          In 1858, the Illinois legislature–using an obscure statute–sent Stephen A. Douglas (1813-1861) to the U.S. Senate instead of Abraham Lincoln (1809-1865), although Lincoln had won the popular vote. When a sympathetic friend asked Lincoln how he felt, he said, “Like the boy who stubbed his toe: I am too big to cry and too badly hurt to laugh.”

You are not the first person, and ours is not the first generation to experience disappointment. It is one of those things that links one generation to the next. However, this evening’s scripture lesson is not just about being disappointed. Our scripture lesson is about the ultimate disappointment, death! If you are ready to look at this evening’s scripture lesson say, “Amen!”

We find ourselves this evening in the twenty-seventh chapter of Matthew. Much has already happened. The events of that first Palm Sunday, just days earlier, seem like years ago. The cheering crowd has disappeared, replaced by a grieving handful. The picture is not pretty. Jesus is being executed. In my station in life, I have witnessed many die. It’s always hard. No matter how prepared we might be, the end is shocking. The person goes from being a human being to a corpse, in a matter of seconds. Each time, I’m reminded of the fragility of life. It was no different for Jesus. The young man, full of life earlier in the day is now gone; he is now just another rotting corpse. The eyewitnesses of his execution are not just disappointed, they are devastated. We visit the death of Jesus annually, but it never changes. The death of Jesus is shocking. It must have been hard to witness. Today, Good Friday, we are forced to answer this question:

Why was the death of Jesus necessary? There isn’t a single answer. There are several answers. Let me give you just three. Each one is a reminder.

          1. The death of Jesus reminds us of the ugliness of sin! Our world has demoted sin. Many believe they can earn their salvation. That is simply not true. We are saved by grace, because we are all sinners. (Romans 3:23)

          2. The death of Jesus reminds us that the eternal is more important than the temporary! Jesus’ hours of agony on the cross made the opportunity of eternal life possible.

          3. The death of Jesus reminds us of God’s great commitment to us! The people that love you the most, have sacrificed the most. Jesus sacrificed it all.

The theological reasons behind Jesus’ death cannot replace the sting of his death. After all, death is the ultimate disappointment. If death makes you uncomfortable, say, “Amen!” There is no way to observe Good Friday without accepting the death of Jesus.

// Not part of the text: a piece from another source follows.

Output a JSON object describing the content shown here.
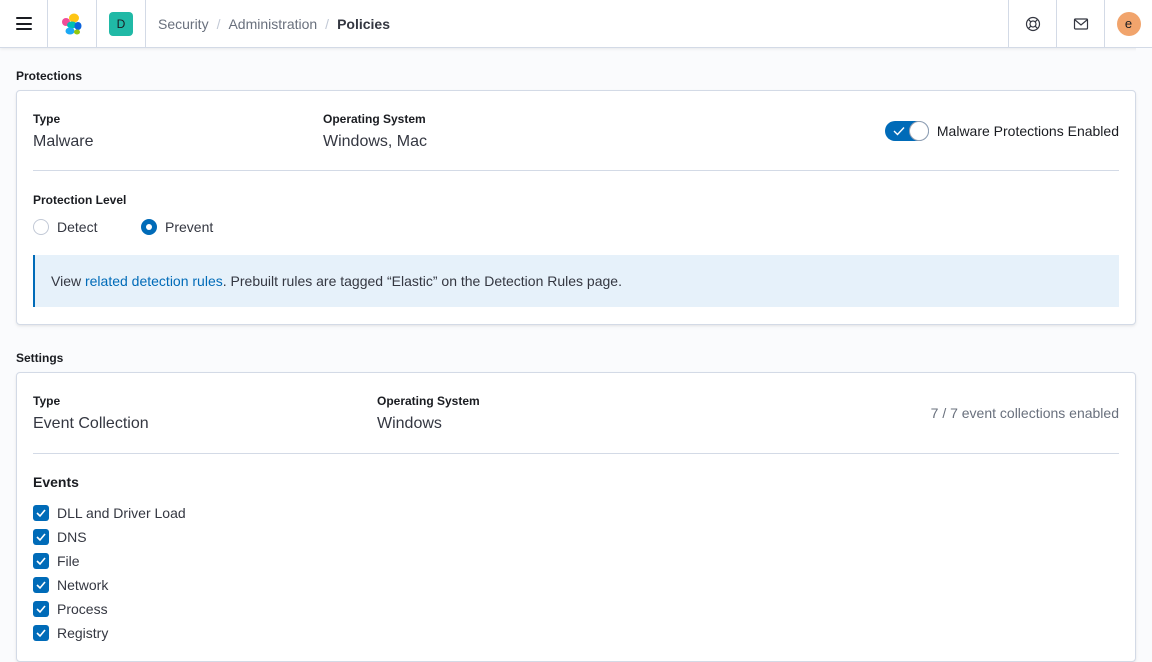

Years ago, it became of tradition to worship on Good Friday at a local cemetery. A mausoleum inthe middle of a cemetery is a good place to be on Good Friday. After all, Jesus was dead. For me, the first year was the most uncomfortable. It was new, so I came out in the middle of the afternoon to just settle. The weather was perfect for Good Friday. It was cold, and the rain could not have been any harder. I stood at the back door and watched the rain come down in buckets. I was thinking about the death of Jesus, and I was humbled. I was completely alone, except for an elderly woman. She wasn’t inside, she was outside, holding an umbrella, standing next to freshly dug grave. I didn’t know her story, and yet I did know her story. Her long-time husband had died, and she came to visit him. The rain and the thunder could not mask her crying. Listen to what I am about to say. She wasn’t just crying. She was wailing. Her heart was broken; the love of her life was gone. She wasn’t just disappointed; she was devastated. For a second, I thought about going out to comfort her, but she needed to be alone. With nothing else to do, I watched her grieve. Then, it hit me. It was Good Friday and she was crying over the death of a loved one, just like Jesus’ loved ones cried for him.

It is Good Friday. How many tears have you shed for Jesus today? How much do you really love Jesus? After all, Jesus is dead, and death is the ultimate disappointment. C. S. Lewis (1898-1963) once said, “It costs God nothing, as far as we know, to create nice things; but to convert rebellious wills, cost him crucifixion.” May God bless us as we make this spiritual pilgrimage together.